The title continues with Universita degli Studi di Salerno. It translates as 'Seminar on Richard Porson at the University of Salerno'. The book is a paperback book with a dust jacket in a stiff paper. The cream dust jacket is slightly bent at the top of the back and has a small mark on the back which appears to be a small blot of pink ink. The tan paper cover is in very good condition. Internally the book is clean, bright and tightly bound. Most of the text is in Italian but there is one chapter in English, all of it has Greek quotations in the Greek alphabet.
In most histories of the discipline Richard Porson (1759-1808) is considered to be one of the major British classical scholars, whose work bridges the gap in classical textual studies between Richard Bentley and the Kantian new philology of Gottfried Hermann of Leipzig. In England too, Porson was a bridge between generations: James Henry Monk, Bentley’s biographer, was Porson’s successor as Regius Greek professor in Cambridge and he published part of the latter’s miscellaneous notes.
Porson, who evidently wanted to be remembered in the first place as an editor of Euripides (“I am quite satisfied, if, three hundred years hence, it shall be said that one Porson lived towards the close of the eighteenth century, who did a good deal for the text of Euripides”), might be gratified to learn that some of his contributions to textual studies survive into the twenty-first century.
The present book demonstrates that Porson’s stature has been recognized in Italy too.
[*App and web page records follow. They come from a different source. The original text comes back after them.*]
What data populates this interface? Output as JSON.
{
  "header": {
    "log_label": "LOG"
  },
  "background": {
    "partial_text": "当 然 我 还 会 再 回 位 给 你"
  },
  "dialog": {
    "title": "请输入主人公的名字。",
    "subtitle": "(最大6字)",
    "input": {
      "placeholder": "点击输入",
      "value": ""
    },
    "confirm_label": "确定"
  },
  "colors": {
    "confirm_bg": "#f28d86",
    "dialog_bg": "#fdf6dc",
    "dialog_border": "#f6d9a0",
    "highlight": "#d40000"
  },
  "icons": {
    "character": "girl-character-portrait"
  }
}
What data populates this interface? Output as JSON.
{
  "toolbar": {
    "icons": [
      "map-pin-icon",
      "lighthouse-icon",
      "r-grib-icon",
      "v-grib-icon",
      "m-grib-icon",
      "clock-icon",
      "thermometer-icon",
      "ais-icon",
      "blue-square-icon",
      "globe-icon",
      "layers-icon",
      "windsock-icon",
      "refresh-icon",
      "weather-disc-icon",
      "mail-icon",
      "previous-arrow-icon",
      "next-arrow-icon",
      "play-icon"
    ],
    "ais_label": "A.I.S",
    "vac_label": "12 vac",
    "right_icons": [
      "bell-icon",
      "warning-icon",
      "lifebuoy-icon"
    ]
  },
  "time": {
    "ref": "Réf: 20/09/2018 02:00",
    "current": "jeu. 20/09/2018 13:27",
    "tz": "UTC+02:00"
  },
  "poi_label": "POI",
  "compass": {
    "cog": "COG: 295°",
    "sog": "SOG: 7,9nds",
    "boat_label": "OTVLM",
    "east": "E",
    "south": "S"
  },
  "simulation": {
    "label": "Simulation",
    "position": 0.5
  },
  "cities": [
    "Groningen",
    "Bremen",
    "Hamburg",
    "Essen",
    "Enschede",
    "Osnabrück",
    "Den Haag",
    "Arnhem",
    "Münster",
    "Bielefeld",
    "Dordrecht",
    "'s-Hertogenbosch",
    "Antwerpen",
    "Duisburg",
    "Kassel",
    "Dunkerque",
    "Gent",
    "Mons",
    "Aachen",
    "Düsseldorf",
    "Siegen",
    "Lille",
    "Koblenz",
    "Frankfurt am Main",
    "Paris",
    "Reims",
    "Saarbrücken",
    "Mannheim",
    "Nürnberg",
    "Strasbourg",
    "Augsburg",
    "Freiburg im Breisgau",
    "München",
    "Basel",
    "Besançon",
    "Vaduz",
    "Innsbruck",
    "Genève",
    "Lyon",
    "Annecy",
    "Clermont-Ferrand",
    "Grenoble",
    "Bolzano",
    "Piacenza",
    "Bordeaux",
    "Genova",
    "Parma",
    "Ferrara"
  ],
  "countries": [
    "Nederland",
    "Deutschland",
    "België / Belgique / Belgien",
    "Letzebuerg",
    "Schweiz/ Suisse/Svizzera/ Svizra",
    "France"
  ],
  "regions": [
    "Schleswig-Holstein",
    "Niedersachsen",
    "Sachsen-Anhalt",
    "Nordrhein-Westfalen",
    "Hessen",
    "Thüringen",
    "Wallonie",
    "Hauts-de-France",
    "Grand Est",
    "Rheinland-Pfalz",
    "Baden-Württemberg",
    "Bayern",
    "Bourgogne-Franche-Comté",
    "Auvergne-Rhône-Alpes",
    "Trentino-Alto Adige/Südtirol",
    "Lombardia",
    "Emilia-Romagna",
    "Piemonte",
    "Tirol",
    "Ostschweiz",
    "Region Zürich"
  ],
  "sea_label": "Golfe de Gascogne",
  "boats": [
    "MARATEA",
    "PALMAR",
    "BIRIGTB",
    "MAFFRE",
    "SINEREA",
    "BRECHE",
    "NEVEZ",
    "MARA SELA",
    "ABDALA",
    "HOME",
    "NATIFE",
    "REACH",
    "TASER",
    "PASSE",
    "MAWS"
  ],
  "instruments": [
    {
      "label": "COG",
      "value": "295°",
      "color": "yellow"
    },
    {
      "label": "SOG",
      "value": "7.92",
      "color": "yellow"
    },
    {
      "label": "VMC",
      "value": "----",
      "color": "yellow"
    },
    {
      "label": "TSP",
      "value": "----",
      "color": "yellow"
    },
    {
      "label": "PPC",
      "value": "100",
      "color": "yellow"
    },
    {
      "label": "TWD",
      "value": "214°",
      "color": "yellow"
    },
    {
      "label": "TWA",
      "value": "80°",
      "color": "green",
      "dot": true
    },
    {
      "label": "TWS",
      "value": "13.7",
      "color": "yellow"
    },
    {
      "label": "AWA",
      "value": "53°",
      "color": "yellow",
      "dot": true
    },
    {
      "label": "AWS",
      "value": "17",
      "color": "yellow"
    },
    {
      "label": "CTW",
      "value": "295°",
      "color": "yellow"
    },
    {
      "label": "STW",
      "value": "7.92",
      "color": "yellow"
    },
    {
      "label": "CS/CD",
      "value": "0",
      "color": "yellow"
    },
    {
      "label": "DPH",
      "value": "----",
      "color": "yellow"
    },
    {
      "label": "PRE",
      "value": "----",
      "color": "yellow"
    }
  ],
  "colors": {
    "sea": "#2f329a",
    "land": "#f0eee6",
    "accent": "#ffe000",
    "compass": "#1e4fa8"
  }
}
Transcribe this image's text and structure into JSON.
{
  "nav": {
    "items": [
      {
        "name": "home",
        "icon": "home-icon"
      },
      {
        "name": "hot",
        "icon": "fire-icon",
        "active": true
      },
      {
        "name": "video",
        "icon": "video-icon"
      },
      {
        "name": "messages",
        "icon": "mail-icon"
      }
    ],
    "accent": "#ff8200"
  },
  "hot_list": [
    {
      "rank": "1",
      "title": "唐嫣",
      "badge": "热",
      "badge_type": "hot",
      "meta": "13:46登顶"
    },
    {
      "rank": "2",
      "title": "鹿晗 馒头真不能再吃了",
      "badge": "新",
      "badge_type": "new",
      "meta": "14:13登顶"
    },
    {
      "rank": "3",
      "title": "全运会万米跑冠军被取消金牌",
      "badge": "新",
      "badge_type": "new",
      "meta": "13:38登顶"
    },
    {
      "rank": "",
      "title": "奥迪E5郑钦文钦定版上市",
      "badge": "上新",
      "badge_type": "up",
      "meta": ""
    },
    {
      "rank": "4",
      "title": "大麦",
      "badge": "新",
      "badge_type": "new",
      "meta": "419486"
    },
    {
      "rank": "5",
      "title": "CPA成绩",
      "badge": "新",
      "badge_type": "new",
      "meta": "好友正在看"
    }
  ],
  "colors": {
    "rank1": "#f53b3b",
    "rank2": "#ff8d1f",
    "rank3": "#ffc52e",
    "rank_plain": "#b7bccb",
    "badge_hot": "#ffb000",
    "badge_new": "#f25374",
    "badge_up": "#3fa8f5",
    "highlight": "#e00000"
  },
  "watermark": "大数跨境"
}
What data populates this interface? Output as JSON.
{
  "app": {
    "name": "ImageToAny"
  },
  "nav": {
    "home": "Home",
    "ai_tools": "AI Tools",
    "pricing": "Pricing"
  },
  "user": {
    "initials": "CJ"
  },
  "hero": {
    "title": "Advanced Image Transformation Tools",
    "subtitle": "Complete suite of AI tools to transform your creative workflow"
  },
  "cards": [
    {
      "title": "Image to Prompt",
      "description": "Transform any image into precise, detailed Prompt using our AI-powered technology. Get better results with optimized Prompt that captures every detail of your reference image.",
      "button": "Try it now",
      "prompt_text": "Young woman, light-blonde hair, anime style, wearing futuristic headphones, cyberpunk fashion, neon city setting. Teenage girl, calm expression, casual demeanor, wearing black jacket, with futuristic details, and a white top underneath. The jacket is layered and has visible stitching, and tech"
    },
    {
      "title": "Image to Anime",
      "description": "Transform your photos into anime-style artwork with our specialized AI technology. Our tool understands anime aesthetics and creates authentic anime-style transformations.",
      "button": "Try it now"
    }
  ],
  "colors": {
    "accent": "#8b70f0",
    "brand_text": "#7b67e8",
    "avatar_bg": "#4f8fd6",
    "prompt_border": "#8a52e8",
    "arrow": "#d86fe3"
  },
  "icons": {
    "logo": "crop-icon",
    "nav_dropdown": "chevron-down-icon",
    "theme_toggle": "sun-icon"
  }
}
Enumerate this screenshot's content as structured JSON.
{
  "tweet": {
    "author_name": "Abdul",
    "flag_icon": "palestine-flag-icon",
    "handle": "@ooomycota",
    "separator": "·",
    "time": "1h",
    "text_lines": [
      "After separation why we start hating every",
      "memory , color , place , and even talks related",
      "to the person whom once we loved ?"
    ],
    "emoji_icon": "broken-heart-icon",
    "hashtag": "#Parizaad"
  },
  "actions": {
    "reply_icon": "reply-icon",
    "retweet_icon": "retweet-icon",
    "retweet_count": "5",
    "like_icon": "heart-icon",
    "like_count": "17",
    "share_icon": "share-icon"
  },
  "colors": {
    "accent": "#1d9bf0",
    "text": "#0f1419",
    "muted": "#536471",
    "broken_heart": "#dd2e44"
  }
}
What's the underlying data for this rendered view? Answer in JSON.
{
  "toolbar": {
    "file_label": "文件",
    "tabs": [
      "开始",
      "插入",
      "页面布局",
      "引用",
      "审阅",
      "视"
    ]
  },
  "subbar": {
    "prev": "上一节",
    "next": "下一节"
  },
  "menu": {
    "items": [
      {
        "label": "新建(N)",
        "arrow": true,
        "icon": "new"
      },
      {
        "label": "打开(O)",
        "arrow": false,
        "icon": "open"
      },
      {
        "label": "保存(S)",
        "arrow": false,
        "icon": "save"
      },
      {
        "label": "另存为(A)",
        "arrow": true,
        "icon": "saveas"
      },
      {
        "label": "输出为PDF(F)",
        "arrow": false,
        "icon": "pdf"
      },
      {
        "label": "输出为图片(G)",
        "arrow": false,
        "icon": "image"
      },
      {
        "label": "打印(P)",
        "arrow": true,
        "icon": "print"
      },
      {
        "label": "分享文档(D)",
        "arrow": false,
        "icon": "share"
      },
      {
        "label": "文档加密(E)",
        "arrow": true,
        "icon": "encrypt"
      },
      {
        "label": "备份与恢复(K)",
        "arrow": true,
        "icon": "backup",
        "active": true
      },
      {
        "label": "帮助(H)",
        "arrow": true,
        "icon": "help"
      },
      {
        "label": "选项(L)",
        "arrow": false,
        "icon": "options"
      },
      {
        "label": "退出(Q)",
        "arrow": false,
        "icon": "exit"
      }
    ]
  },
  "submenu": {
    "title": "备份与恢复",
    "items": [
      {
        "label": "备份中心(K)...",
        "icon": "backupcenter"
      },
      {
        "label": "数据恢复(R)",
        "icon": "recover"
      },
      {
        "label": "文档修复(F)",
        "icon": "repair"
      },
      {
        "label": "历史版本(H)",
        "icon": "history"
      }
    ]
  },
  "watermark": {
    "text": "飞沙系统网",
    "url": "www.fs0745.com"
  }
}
In the wake of the “national edition” of the tragedies of Aeschylus (sponsored by the Accademia Nazionale dei Lincei in Rome), the University of Salerno organized a conference in recognition of the importance of Porson’s 1806 edition of the Greek tragedian’s work. This interest in Porson is part of a larger European project about the history of classical scholarship in the eighteenth and nineteenth centuries, in which Porson and Hermann play a significant role.
Paola Volpe Cacciatore has edited a volume with a number of revised papers from the conference on Porson’s work, mostly by Italian scholars, a fitting tribute from abroad to an editor whose work was, as Cacciatore writes in her brief “premessa”, “il fondamentale trait d’union tra il proprio Maestro, Richard Bentley, e il grande filologo di Lipsia”. Guido Avezzù opens the volume with a general assessment of the man and his work that can function as a general introduction.
In the first essay, Alexander F. Garvie reconsiders Porson’s Law, which he here defines as “that there cannot be word-division between the two longs of a spondee in the so-called fifth foot of iambic trimeter, or at the end of a trochaic tetrameter”. Garvie looks in particular at instances in a number of Greek plays where the law is broken, concluding that we should grant the great Aeschylus the right to break the famous law at least once.
Enrico Medda then looks at Porson’s work on Aeschylus. He is not the first and not the last contributor in the volume to discuss the English classicist’s famous quarrel with Gottfried Hermann, which Medda has discussed elsewhere in greater detail. Here he goes through the discussion , showing e.g. the different kinds of interventions in the text of Agamemnon or the exact timing of some of the emendations in Hecuba, the obscure wording of one of which then led Hermann to the first formulation of what would only later become known as Porson’s Law. He concludes that Porson played a decisive role in the edition of the plays of Aeschylus, with to his credit a number of lasting conjectures on textual details.